The models implemented are the high pressure hydrogen release and dispersion model and the multi-phenomena deflagration model, both of which were developed at Ulster. Contained within Section 1.6are details of the high pressure hydrogen release and dispersion model.
The following section (Section 1.1) provides a very brief introduction to OpenFOAM and how the program can be used.
1.1 Introduction to OpenFOAM
As the models are based on the OpenFOAM CFD toolbox this section contains a brief introduction to OpenFOAM as well as a general overview of its structure.
OpenFOAM is a free, open source CFD software package and has an extensive range of features to solve anything from complex fluid flows involving chemical reactions, turbulence and heat transfer, to solid dynamics and electromagnetics. If offers the user complete freedom to customize and extend its existing functionality. It includes over 80 solver applications that can simulate specific problems in engineering mechanics and over 170 utility applications that perform pre- and post-processing tasks. It can be installed on Linux operating systems including ‘Ubuntu’, ‘SuSe’ and ‘Red Hat Enterprise’.
Installation instructions can be found on the OpenFOAM website, www.openfoam.org.
FOAM is short for ‘Field Operation and Manipulation’. At its core is a flexible set of C++ written modules which are used to build solvers and simulate specific problems. It contains numerous pre-configured solvers, utilities and libraries meaning it can be used, initially, as any other typical simulation package. However as OpenFOAM is open, in terms of its design, structure and source code, the solvers, utilities and libraries are fully customisable. It employs finite volume numeric to solve systems of partial differential equations on any structured or unstructured mesh. The fluid flow solvers are developed within an implicit, pressure-velocity, iterative solution framework. Domain decomposition parallelism is fundamental to the design of OpenFOAM meaning there is no need for any parallel specific coding. The overall structure of OpenFOAM is shown in Figure 1.

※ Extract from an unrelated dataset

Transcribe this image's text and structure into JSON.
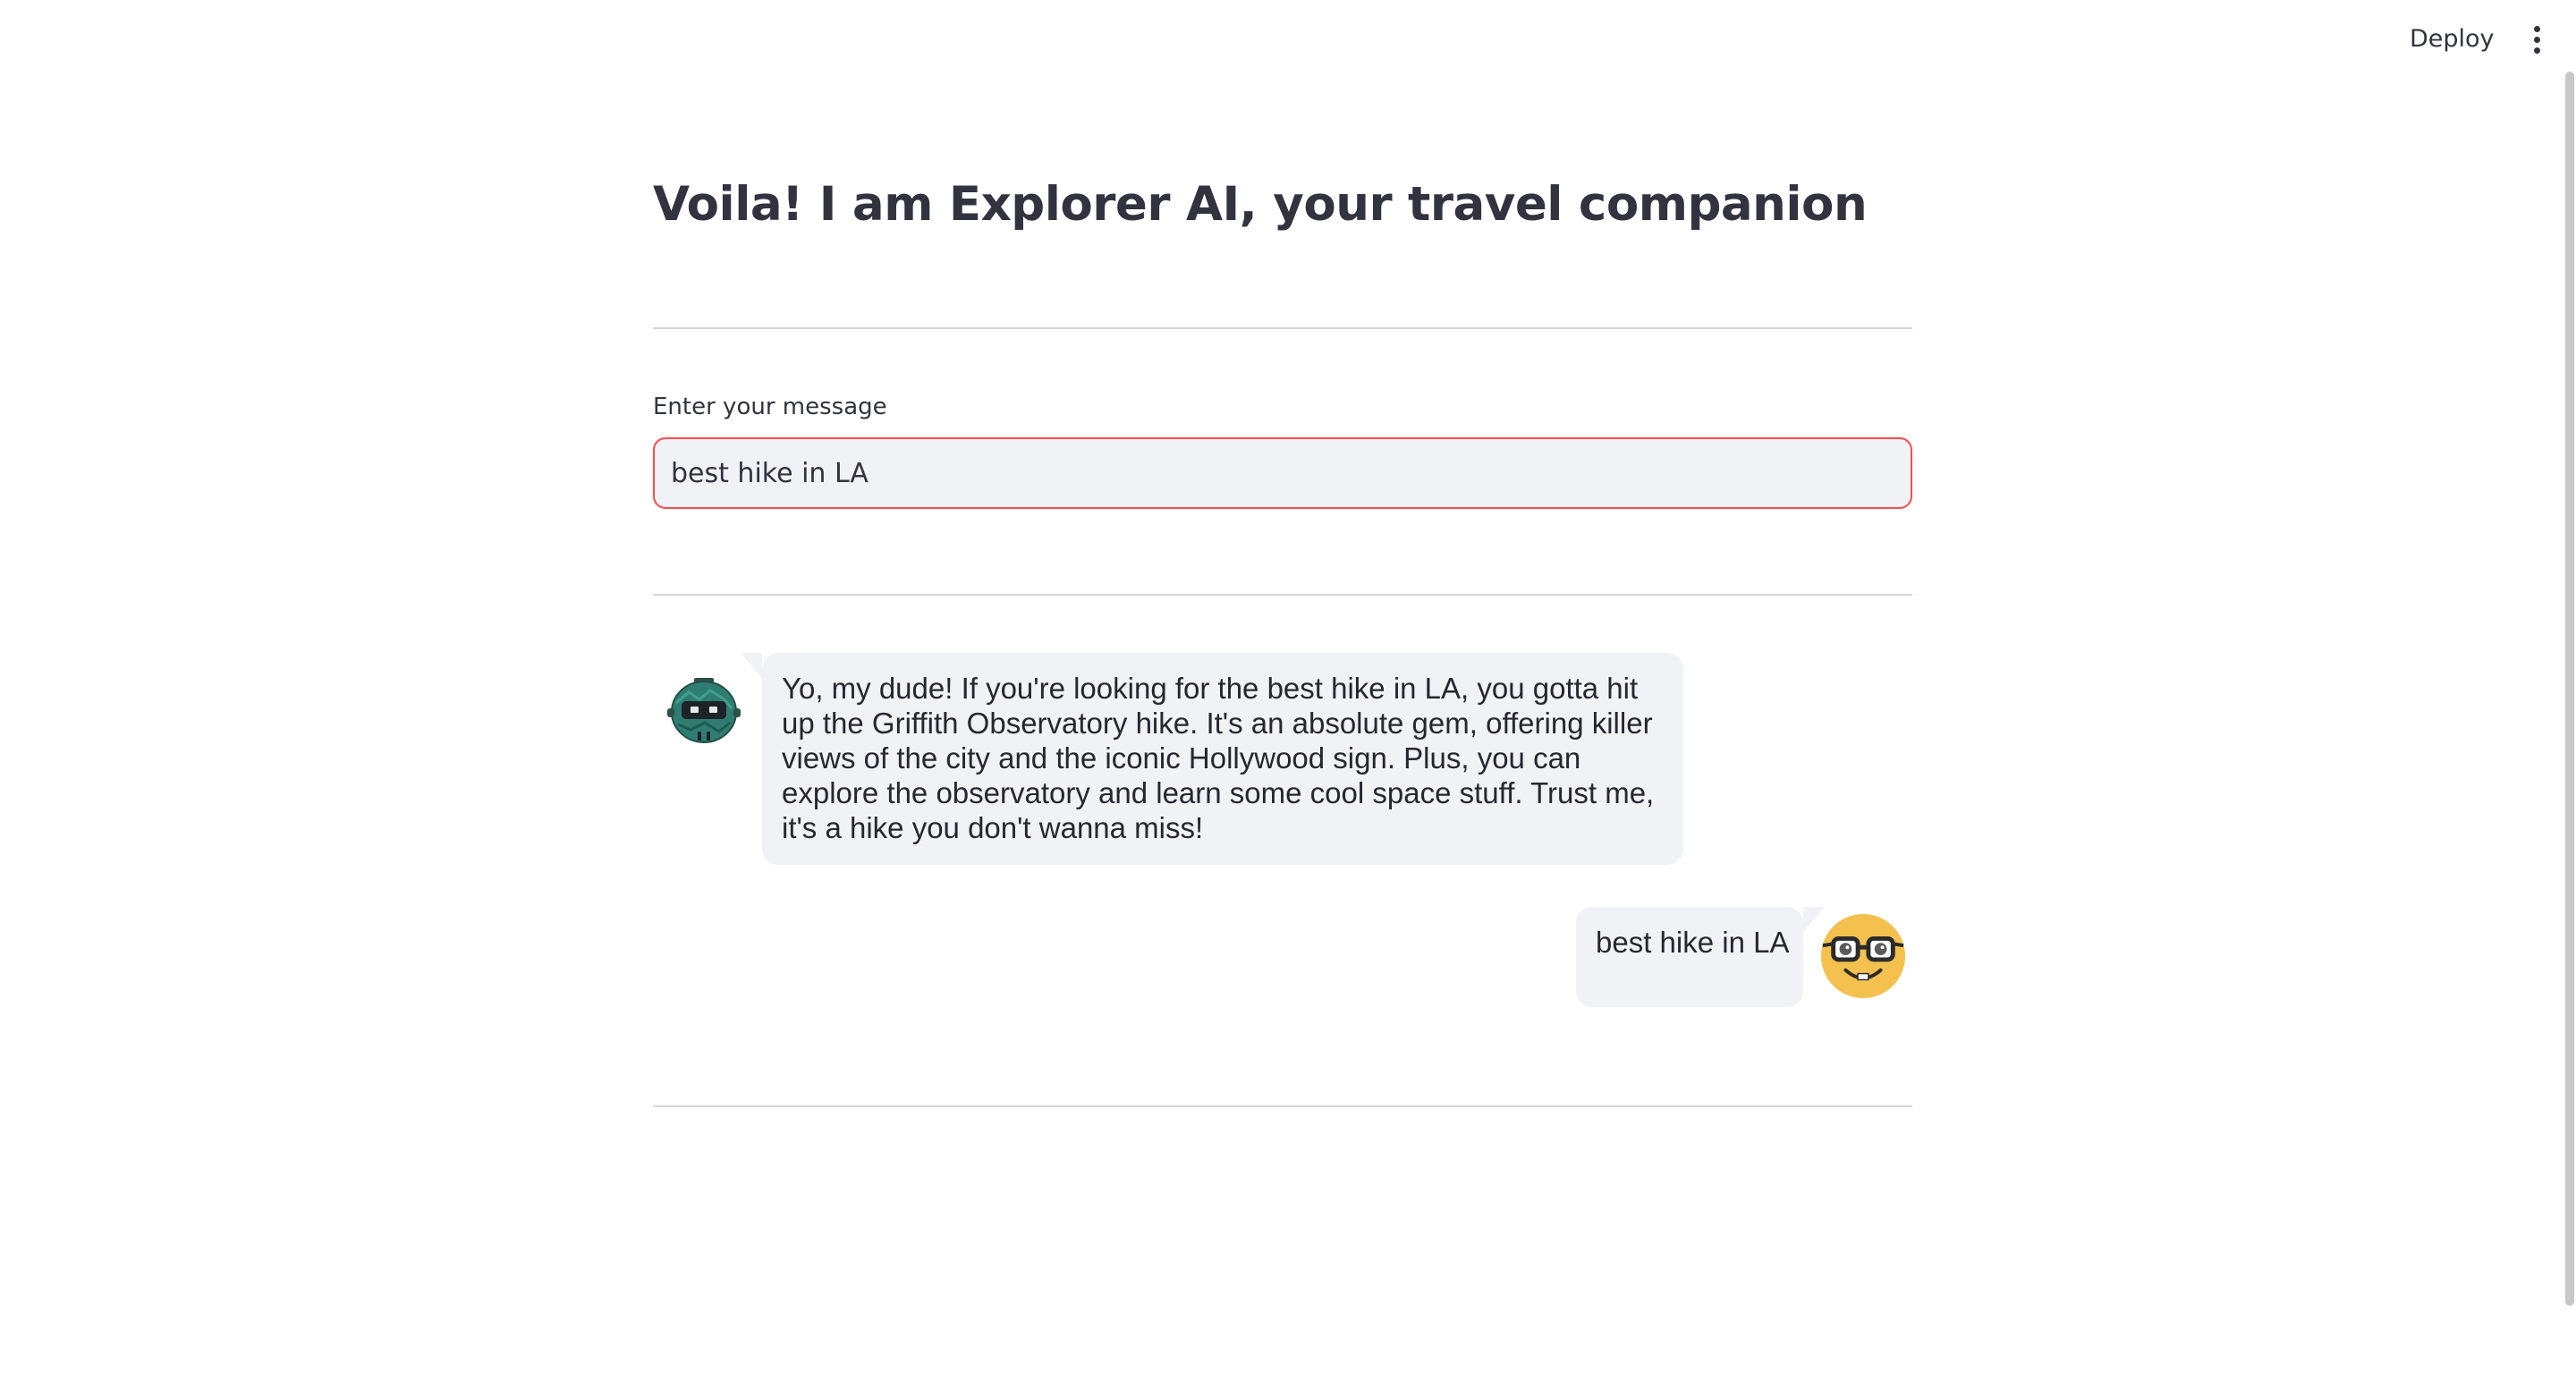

Figure 1 – Overview of OpenFOAM structure 
1.1.1 Basic case setup
Using OpenFOAM all boundary conditions, mesh and case setup are implemented using text files in a specific folder structure. This folder structure is summarised in Figure 2. An example case, such as a steady-state incompressible turbulence model, would require the following setup (this description was obtained from Andersen and Nielson, 2008):
Figure 2 – Overview of OpenFOAM structure